10. Who are Freddie, Flossie, Nan and Bert?
a. The Famous Five (minus the dog)
b. The Famous Four
c. The Bash Street Kids
d. The Bobbsey Twins

11. Teen sons of the celebrated American detective Fenton Hardy . . .
a. Chet and Biff
b. Tony and Phil
c. Frank and Joe
d. Jerry and Dick

12. Teen sleuths Trixie Belden, Honey Wheeler and the gang form a secret club. They call themselves . . .
a. Bobcats of Crabapple Hollow
b. Bluebirds of Sleepyside Meadow
c. Bob-Whites of the Glen
d. Cougars of Woodland Forest

13. Another teenage female sleuth. Hometown: River Heights. Age: 18, and has been for the last 70-odd years.
a. Vicki Barr
b. Cherry Ames
c. Nancy Drew
d. Beverly Gray

14. He used to be a Hobbit named Smeagol, but became more and more mental, was banished, and ended up a slimy creature living in a cave. Who is he?

15. Written by 16-year-old S.E. Hinton, this short novel, about 14-year-old Ponyboy, an orphan who mixes with a bad crowd, was a big hit with young teens in the late 60s and 70s . . .
a. The Pigman
b. Ride with Me
c. The Outsiders
d. My Town, My Time

16. In this award-winning classic by Roald Dahl, a 7-year-old learns how to identify real-life . . .
a. ghosts
b. witches
bobbsey twins c. fairies
d. aliens

17. Dick King-Smith had a hit with his book about an orphan pig who thinks he’s a sheepdog. What is the name of the old sheepdog who teaches him the ropes?
a. Kip
b. Bing
c. Fly
d. Marilyn

18. There are seven hundred possible ways to commit a foul in __________, all of which occurred in a World Cup match held in 1473. What is the game?
a. Flamingo croquet.
b. Ramputin Rittle Sticks
c. Quidditch
d. Fungus the Bogeyman’s Pig Sticking

19. In the U.K. the 2002 Whitbread Book of the Year went to a children’s author for the first time in its 31-year history. Name the author and the book.

20. In the recently released novel Summerland by Michael Chabon (2002), 11-year-old Ethan Feld is summoned for a great adventure from a . . .
a. soccer field
b. rugby pitch
c. Little League field
d. basketball court

© 2002 The Barcelona review

This quiz may not be archived, reproduced or distributed further without  TBR's express permission. Please see our conditions of use.

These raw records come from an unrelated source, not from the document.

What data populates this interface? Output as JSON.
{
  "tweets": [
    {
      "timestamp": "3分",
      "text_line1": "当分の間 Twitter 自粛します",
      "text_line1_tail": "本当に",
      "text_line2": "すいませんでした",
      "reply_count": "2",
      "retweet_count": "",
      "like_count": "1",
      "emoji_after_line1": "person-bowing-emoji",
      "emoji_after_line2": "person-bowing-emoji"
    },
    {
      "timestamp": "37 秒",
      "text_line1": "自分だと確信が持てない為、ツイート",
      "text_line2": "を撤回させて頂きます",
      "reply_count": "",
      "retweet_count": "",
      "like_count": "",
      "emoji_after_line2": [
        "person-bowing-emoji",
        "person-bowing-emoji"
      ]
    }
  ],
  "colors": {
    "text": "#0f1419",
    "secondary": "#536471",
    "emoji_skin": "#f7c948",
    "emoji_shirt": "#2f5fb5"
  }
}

 tbr 33           november - december  2002

Short Fiction

Adam Johnson:Trauma Plate
Pedro de Jesús:The Letter
Steve Aylett: Never Talk to Strangers
pick from back issues
Deirdre Heddon:Still Life
Mark Anthony Jarman:Cougar


Children's Literature
Raymond Carver
- Answers

Book Reviews Bharati Mukherjee, Joel Lane x2

Regular Features

Book Reviews (all issues)
TBR Archives (authors listed alphabetically)

Home | Submission info | Spanish | Catalan | French | Audio | e-m@il www.BarcelonaReview.com